10/31/2017 – Toronto, ON @ Opera House
11/01/2017 – Montreal, QC @ Les Foufounes Electriques
11/02/2017 – Syracuse, NY @ Lost Horizon
11/03/2017 – Boston, MA @ Once Ballroom
11/04/2017 – Philadelphia, PA @ Voltage
11/05/2017 – Baltimore, MD @ Soundstage
11/06/2017 – New York, NY @ Highline Ballroom
11/08/2017 – Virginia Beach, VA @ Shaka’s

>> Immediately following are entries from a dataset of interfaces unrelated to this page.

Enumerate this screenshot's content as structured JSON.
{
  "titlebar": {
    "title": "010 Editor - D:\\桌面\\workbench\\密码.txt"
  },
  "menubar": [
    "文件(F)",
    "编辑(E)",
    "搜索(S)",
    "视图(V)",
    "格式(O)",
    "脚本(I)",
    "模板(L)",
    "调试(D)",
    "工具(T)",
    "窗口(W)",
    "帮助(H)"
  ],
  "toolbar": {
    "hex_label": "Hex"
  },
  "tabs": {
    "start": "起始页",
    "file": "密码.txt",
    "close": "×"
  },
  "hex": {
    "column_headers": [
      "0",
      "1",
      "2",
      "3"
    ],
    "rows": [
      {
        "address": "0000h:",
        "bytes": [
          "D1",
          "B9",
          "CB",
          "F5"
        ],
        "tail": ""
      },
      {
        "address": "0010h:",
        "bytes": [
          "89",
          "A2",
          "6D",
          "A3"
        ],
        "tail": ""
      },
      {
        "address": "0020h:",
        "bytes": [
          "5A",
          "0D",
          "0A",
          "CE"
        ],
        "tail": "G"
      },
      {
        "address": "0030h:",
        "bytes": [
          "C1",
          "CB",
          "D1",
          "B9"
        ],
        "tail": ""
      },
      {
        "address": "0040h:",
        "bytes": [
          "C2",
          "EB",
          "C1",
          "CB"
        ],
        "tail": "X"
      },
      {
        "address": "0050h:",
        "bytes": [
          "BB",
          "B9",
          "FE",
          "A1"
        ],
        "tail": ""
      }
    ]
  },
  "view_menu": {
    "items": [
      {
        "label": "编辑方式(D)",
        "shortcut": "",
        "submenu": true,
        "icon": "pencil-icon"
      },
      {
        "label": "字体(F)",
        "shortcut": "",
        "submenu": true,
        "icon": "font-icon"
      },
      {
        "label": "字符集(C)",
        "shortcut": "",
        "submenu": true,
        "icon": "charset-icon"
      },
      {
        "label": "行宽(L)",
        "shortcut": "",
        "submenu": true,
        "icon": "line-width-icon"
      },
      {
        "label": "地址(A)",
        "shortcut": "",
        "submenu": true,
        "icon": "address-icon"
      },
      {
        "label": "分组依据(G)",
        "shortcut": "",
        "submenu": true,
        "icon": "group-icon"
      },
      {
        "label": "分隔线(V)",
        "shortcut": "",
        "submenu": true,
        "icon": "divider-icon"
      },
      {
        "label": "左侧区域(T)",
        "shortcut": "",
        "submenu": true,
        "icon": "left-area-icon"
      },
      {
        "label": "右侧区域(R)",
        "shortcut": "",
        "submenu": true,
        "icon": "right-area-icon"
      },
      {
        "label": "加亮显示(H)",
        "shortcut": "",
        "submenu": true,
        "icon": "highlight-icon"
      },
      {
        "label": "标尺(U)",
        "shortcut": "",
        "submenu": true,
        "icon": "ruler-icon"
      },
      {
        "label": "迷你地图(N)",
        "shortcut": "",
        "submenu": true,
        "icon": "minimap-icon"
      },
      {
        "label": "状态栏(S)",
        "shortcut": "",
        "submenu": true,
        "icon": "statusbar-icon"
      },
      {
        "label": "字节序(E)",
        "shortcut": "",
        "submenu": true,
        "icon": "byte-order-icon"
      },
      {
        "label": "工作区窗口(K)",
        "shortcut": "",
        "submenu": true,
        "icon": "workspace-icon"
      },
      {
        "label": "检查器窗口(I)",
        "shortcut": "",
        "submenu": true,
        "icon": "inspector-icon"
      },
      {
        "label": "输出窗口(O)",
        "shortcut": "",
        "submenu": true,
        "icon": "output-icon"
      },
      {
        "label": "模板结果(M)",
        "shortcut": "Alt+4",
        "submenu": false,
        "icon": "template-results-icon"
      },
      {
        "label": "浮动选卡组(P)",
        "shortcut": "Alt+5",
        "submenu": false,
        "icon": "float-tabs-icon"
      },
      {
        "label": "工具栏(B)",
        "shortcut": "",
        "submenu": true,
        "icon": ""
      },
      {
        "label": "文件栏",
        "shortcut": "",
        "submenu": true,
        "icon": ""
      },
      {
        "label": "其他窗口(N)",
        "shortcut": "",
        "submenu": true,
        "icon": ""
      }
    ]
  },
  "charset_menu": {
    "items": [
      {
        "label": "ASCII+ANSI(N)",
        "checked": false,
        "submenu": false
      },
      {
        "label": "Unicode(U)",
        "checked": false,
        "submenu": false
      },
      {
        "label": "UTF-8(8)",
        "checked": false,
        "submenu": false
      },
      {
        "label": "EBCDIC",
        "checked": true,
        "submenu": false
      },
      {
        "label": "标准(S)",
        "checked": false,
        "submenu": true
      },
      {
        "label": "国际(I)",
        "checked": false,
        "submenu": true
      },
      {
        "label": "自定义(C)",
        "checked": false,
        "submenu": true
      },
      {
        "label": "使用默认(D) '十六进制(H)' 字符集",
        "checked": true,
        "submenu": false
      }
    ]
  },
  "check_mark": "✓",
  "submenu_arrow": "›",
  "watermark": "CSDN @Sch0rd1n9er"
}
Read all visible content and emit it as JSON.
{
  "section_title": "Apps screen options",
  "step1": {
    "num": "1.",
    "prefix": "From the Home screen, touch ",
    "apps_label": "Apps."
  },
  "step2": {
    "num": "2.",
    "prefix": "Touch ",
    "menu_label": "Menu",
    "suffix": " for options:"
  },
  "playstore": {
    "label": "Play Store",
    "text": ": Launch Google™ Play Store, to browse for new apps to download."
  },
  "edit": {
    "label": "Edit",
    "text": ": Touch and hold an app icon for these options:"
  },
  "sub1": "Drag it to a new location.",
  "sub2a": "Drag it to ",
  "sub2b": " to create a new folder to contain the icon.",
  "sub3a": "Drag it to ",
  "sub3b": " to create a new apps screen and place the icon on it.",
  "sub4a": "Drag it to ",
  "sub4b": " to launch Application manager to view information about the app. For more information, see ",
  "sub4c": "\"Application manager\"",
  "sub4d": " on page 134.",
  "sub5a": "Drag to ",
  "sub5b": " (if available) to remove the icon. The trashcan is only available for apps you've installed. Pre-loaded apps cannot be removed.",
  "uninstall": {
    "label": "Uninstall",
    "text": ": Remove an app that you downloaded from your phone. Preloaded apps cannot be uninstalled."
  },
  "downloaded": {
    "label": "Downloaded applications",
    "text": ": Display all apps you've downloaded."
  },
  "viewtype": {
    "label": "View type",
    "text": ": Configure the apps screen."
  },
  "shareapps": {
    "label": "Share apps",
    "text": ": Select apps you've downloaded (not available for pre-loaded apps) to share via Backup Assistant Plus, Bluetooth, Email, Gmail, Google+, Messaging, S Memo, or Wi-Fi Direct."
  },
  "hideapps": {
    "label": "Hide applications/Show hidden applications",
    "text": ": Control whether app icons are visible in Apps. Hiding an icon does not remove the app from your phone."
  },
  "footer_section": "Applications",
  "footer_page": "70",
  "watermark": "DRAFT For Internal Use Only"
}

11/09/2017 – Atlanta, GA @ Masquerade
11/10/2017 – Orlando, FL @ The Haven
11/11/2017 – Tampa, FL @ Orpheum
11/13/2017 – New Orleans, LA @ Southport Music Hall
11/14/2017 – Houston, TX @ White Oak Music Hall
11/15/2017 – Austin, TX @ Come and Take It Live
11/16/2017 – Oklahoma City, OK @ 89th St Collective
11/17/2017 – San Antonio, TX @ Rock Box
11/18/2017 – El Paso, TX @ Tricky Falls
11/19/2017 – Phoenix, AZ @ Club Red
11/20/2017 – Las Vegas, NV @ Beauty Bar